(Information)
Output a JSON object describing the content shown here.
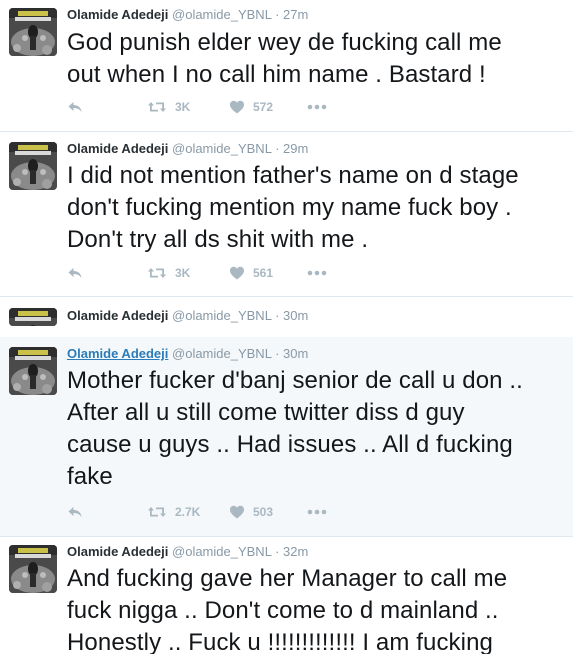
{
  "tweets": [
    {
      "name": "Olamide Adedeji",
      "handle": "@olamide_YBNL",
      "separator": "·",
      "time": "27m",
      "text": "God punish elder wey de fucking call me\nout when I no call him name . Bastard !",
      "retweets": "3K",
      "likes": "572"
    },
    {
      "name": "Olamide Adedeji",
      "handle": "@olamide_YBNL",
      "separator": "·",
      "time": "29m",
      "text": "I did not mention father's name on d stage\ndon't fucking mention my name fuck boy .\nDon't try all ds shit with me .",
      "retweets": "3K",
      "likes": "561"
    },
    {
      "name": "Olamide Adedeji",
      "handle": "@olamide_YBNL",
      "separator": "·",
      "time": "30m"
    },
    {
      "name": "Olamide Adedeji",
      "handle": "@olamide_YBNL",
      "separator": "·",
      "time": "30m",
      "text": "Mother fucker d'banj senior de call u don ..\nAfter all u still come twitter diss d guy\ncause u guys .. Had issues .. All d fucking\nfake",
      "retweets": "2.7K",
      "likes": "503"
    },
    {
      "name": "Olamide Adedeji",
      "handle": "@olamide_YBNL",
      "separator": "·",
      "time": "32m",
      "text": "And fucking gave her Manager to call me\nfuck nigga .. Don't come to d mainland ..\nHonestly .. Fuck u !!!!!!!!!!!!! I am fucking"
    }
  ],
  "colors": {
    "text": "#14171a",
    "meta": "#8899a6",
    "icon": "#aab8c2",
    "link": "#2b7bb9",
    "hover_bg": "#f5f8fa",
    "border": "#e1e8ed"
  },
  "icons": [
    "reply-icon",
    "retweet-icon",
    "like-icon",
    "more-icon"
  ]
}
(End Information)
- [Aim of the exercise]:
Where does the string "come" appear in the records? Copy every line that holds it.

- [Exercise result]:
      "text": "Mother fucker d'banj senior de call u don ..\nAfter all u still come twitter diss d guy\ncause u guys .. Had issues .. All d fucking\nfake",
      "text": "And fucking gave her Manager to call me\nfuck nigga .. Don't come to d mainland ..\nHonestly .. Fuck u !!!!!!!!!!!!! I am fucking"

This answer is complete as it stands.